Bihl Haus Arts has announced the opening of its first virtual exhibition, featuring multimedia artist Sabra Booth. Hot Pursuit: A Visual Commentary on Climate Change will chart a decade and a half of Booth’s projects, all centered on the causes and effects of what is now widely considered a global climate crisis.
The exhibition will open with a virtual reception Aug. 15 from 2 to 4 p.m., with Bihl Haus Executive Director Kellen McIntyre interviewing Booth, and featuring guest appearances by Marianna Wright, executive director of the National Butterfly Center, and Denise Richter, who implemented the Palo Alto College recycling program in 2009.
Registration is requested for the event, which will be held on the Zoom videoconferencing platform. Following the reception, the exhibition will be viewable using 360-degree, 3D technology, McIntyre said, thanks to the technological prowess of Claudia Loya, Bihl Haus social media director.
A lifetime of warnings
One multimedia project in the exhibition is Slick, which Booth undertook following the 2010 BP Deepwater Horizon oil spill disaster. Visiting the Gulf Coast, Booth made prints of local flora, took photographs of oil refineries and marine life, and brought these together in book form along with rubber petroleum refinery gaskets.
Emerging in 2010 from what was previously the hottest decade on record, did printmaker Sabra Booth expect her next 10 years of climate change-themed artwork to track an even hotter decade?
“Sadly, yes,” Booth said. “I trust the experts, the scientists in our world to speak the truth. … Really almost my whole lifetime the warnings have been out there.”
Booth was born in the late 1960s and grew into adulthood around the time that the Exxon Mobil company’s private research recognized the influence of fossil fuels on the global climate. She traces her own arc of environmental consciousness through the Exxon Valdez oil spill disaster in 1989, the gradual warming of the world’s oceans, the Gulf oil spill, all the way through the coronavirus pandemic, which she said is “tied directly into our interaction with nature.”
As humans colonize more and more of the world they come into closer contact with animal species, and the contagions they carry, more frequently, Booth explained, recognizing that the virus was likely transmitted to humans through bats. She also pointed out that the recent derecho, or ‘inland hurricane’ that devastated crops in Iowa shows that areas once thought protected from increasing oceanic storm activity won’t be spared.

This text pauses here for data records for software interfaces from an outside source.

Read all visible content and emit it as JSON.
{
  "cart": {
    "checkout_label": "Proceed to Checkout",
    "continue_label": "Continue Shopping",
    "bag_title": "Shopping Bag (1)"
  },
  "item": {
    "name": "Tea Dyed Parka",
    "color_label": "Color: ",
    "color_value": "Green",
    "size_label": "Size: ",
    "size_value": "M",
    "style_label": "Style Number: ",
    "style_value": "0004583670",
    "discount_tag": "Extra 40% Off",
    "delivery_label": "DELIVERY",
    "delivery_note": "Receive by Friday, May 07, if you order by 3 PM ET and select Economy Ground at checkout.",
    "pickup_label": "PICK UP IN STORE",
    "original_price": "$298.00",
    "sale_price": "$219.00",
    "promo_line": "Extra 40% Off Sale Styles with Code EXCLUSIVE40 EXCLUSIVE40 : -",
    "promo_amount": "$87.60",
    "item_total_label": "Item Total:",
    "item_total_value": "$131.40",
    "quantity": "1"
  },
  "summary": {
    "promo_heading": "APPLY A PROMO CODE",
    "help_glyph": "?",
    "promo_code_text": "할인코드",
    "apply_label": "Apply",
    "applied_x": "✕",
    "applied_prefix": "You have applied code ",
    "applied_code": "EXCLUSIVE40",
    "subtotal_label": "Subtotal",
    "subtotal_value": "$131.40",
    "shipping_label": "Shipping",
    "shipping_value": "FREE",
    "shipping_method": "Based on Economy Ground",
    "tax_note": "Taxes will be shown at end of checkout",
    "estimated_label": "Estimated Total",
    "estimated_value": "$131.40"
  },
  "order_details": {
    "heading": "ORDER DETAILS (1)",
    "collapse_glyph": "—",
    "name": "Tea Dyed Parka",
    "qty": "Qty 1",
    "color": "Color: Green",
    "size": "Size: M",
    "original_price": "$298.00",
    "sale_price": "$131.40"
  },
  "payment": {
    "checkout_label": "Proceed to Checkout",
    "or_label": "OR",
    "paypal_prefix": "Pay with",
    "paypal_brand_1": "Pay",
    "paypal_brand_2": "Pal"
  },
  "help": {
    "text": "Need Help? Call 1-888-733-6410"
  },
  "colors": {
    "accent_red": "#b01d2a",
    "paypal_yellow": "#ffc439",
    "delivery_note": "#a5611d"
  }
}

It all makes her current exhibition timely, she said. “It’s what’s happening with COVID,” she said. “There’s the science side of it, and then there’s the political side of it, and it’s really difficult to get political movement. And that’s where the power is within the state to make effective change for the betterment of the planet.”
The importance of dialogue
Some viewers might recognize Coral Cadence, an immersive installation included in the Luminaria Contemporary Arts Festival in 2009. The installation has been recreated in a custom-built room inside Bihl Haus for Hot Pursuit, incorporating silkscreen prints using fluorescent inks brightly illuminated by blacklights.
As the prints progress down the corridor, Booth said, they gradually fade into colorlessness, representing the bleaching of coral reefs due to warming oceans that would normally lend vitality.
Though Booth admits she is pessimistic about the possibility for concerted effort to reverse the course of climate change, she allows that individual efforts can make a difference. Like Richter, Booth helped start a recycling program while in graduate school at the Cranbrook Academy of Art in the early 1990s.
She said the hope lies with those who will inherit the planet. “It’s … getting the next generation engaged, in a creative sense and also in having a feeling for stewardship of the planet. And that it’s their planet to take care of or to lose.”
Though some might simply respond to the beauty of Coral Cadence, or the humor in some of her other artwork, Booth ultimately aims to provoke dialogue.
When Slick was shown at the Rockport Center for the Arts in 2013, Booth had an unexpected encounter.
“I had one of the CEOs of Chevron sitting in my installation in Rockport, and we had a conversation,” Booth said. “It was very revealing about the industry view, … although he really liked the piece and what I’d done.”
Hot Pursuit: A Visual Commentary on Climate Change will be on view on the Bihl Haus website through Oct. 17, with Booth’s commentary on her work, and clickable labels for further information.